ASSIGNMENT: Your reply should be the whole listing, copied exactly, with the pictures left out.

INPUT DATA:

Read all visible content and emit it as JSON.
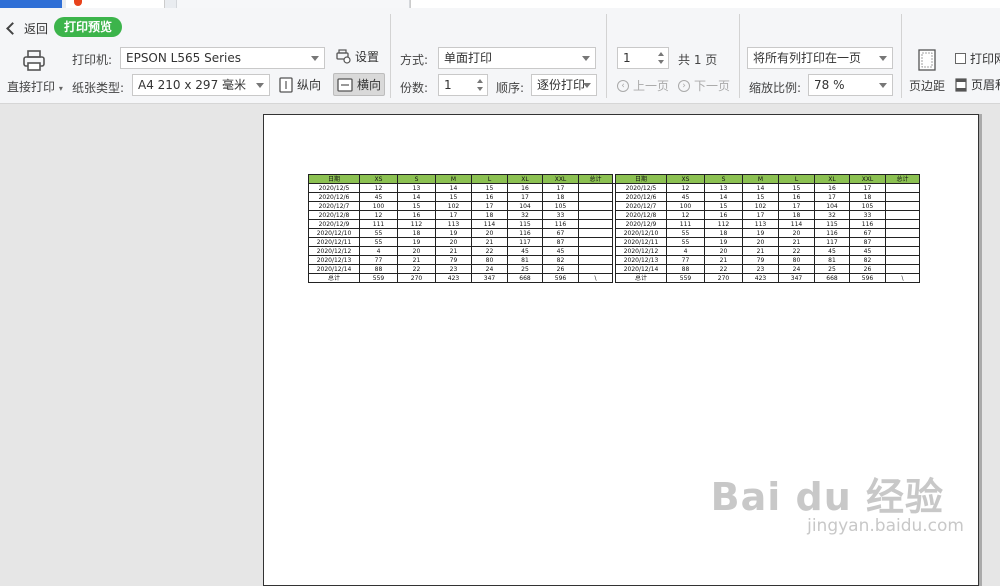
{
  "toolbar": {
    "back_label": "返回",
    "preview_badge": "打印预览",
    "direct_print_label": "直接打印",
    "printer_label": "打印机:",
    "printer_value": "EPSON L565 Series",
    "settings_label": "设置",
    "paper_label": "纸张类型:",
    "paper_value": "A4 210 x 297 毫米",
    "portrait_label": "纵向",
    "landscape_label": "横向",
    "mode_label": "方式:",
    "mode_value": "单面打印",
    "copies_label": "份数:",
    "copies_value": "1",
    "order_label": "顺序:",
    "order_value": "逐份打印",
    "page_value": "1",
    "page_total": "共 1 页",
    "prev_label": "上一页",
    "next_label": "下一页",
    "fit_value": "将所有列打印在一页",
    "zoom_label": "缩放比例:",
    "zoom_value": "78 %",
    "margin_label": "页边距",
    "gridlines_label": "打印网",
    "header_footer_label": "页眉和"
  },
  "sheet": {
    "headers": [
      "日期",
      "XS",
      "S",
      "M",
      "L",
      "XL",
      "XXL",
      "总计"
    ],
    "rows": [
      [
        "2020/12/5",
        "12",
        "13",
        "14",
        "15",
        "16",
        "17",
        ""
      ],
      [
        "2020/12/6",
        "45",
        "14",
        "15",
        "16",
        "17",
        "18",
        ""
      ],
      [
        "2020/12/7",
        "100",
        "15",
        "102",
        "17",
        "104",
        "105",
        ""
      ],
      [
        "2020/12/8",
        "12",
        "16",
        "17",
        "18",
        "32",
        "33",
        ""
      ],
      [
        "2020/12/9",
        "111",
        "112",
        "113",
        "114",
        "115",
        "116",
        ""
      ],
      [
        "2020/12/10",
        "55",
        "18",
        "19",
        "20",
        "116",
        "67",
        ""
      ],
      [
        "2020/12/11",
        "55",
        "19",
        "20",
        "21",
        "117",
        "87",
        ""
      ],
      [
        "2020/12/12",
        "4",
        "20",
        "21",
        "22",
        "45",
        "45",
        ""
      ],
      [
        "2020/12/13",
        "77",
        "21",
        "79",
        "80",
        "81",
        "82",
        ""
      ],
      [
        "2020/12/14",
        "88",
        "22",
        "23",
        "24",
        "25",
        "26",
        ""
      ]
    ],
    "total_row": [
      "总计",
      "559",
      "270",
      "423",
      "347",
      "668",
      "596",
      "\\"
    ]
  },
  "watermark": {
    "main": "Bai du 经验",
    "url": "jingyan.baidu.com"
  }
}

EXERCISE OUTPUT:
Read all visible content and emit it as JSON.
{
  "toolbar": {
    "back_label": "返回",
    "preview_badge": "打印预览",
    "direct_print_label": "直接打印",
    "printer_label": "打印机:",
    "printer_value": "EPSON L565 Series",
    "settings_label": "设置",
    "paper_label": "纸张类型:",
    "paper_value": "A4 210 x 297 毫米",
    "portrait_label": "纵向",
    "landscape_label": "横向",
    "mode_label": "方式:",
    "mode_value": "单面打印",
    "copies_label": "份数:",
    "copies_value": "1",
    "order_label": "顺序:",
    "order_value": "逐份打印",
    "page_value": "1",
    "page_total": "共 1 页",
    "prev_label": "上一页",
    "next_label": "下一页",
    "fit_value": "将所有列打印在一页",
    "zoom_label": "缩放比例:",
    "zoom_value": "78 %",
    "margin_label": "页边距",
    "gridlines_label": "打印网",
    "header_footer_label": "页眉和"
  },
  "sheet": {
    "headers": [
      "日期",
      "XS",
      "S",
      "M",
      "L",
      "XL",
      "XXL",
      "总计"
    ],
    "rows": [
      [
        "2020/12/5",
        "12",
        "13",
        "14",
        "15",
        "16",
        "17",
        ""
      ],
      [
        "2020/12/6",
        "45",
        "14",
        "15",
        "16",
        "17",
        "18",
        ""
      ],
      [
        "2020/12/7",
        "100",
        "15",
        "102",
        "17",
        "104",
        "105",
        ""
      ],
      [
        "2020/12/8",
        "12",
        "16",
        "17",
        "18",
        "32",
        "33",
        ""
      ],
      [
        "2020/12/9",
        "111",
        "112",
        "113",
        "114",
        "115",
        "116",
        ""
      ],
      [
        "2020/12/10",
        "55",
        "18",
        "19",
        "20",
        "116",
        "67",
        ""
      ],
      [
        "2020/12/11",
        "55",
        "19",
        "20",
        "21",
        "117",
        "87",
        ""
      ],
      [
        "2020/12/12",
        "4",
        "20",
        "21",
        "22",
        "45",
        "45",
        ""
      ],
      [
        "2020/12/13",
        "77",
        "21",
        "79",
        "80",
        "81",
        "82",
        ""
      ],
      [
        "2020/12/14",
        "88",
        "22",
        "23",
        "24",
        "25",
        "26",
        ""
      ]
    ],
    "total_row": [
      "总计",
      "559",
      "270",
      "423",
      "347",
      "668",
      "596",
      "\\"
    ]
  },
  "watermark": {
    "main": "Bai du 经验",
    "url": "jingyan.baidu.com"
  }
}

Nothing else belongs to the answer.